WORK INSTRUCTIONS. Print every entry below again. Nothing may differ from the original.

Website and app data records
※
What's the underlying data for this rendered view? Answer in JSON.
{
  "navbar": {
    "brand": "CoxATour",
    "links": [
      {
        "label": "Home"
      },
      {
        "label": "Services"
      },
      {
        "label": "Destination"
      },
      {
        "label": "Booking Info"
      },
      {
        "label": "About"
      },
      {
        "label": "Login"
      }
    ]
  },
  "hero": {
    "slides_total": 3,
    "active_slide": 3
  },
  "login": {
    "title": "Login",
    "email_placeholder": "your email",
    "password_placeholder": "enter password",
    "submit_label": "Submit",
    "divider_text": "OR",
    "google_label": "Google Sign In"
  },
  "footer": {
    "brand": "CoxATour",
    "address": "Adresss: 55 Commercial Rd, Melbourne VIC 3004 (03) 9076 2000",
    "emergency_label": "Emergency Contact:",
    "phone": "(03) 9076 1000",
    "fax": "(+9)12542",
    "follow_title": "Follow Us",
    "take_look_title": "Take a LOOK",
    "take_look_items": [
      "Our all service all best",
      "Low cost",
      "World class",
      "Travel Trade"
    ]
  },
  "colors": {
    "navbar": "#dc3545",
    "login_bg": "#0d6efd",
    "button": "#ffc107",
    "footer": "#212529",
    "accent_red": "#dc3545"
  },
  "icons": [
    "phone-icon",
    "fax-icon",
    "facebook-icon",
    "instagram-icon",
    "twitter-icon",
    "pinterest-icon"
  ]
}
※
ANSWER TO THIS EXERCISE.
What's the underlying data for this rendered view? Answer in JSON.
{
  "navbar": {
    "brand": "CoxATour",
    "links": [
      {
        "label": "Home"
      },
      {
        "label": "Services"
      },
      {
        "label": "Destination"
      },
      {
        "label": "Booking Info"
      },
      {
        "label": "About"
      },
      {
        "label": "Login"
      }
    ]
  },
  "hero": {
    "slides_total": 3,
    "active_slide": 3
  },
  "login": {
    "title": "Login",
    "email_placeholder": "your email",
    "password_placeholder": "enter password",
    "submit_label": "Submit",
    "divider_text": "OR",
    "google_label": "Google Sign In"
  },
  "footer": {
    "brand": "CoxATour",
    "address": "Adresss: 55 Commercial Rd, Melbourne VIC 3004 (03) 9076 2000",
    "emergency_label": "Emergency Contact:",
    "phone": "(03) 9076 1000",
    "fax": "(+9)12542",
    "follow_title": "Follow Us",
    "take_look_title": "Take a LOOK",
    "take_look_items": [
      "Our all service all best",
      "Low cost",
      "World class",
      "Travel Trade"
    ]
  },
  "colors": {
    "navbar": "#dc3545",
    "login_bg": "#0d6efd",
    "button": "#ffc107",
    "footer": "#212529",
    "accent_red": "#dc3545"
  },
  "icons": [
    "phone-icon",
    "fax-icon",
    "facebook-icon",
    "instagram-icon",
    "twitter-icon",
    "pinterest-icon"
  ]
}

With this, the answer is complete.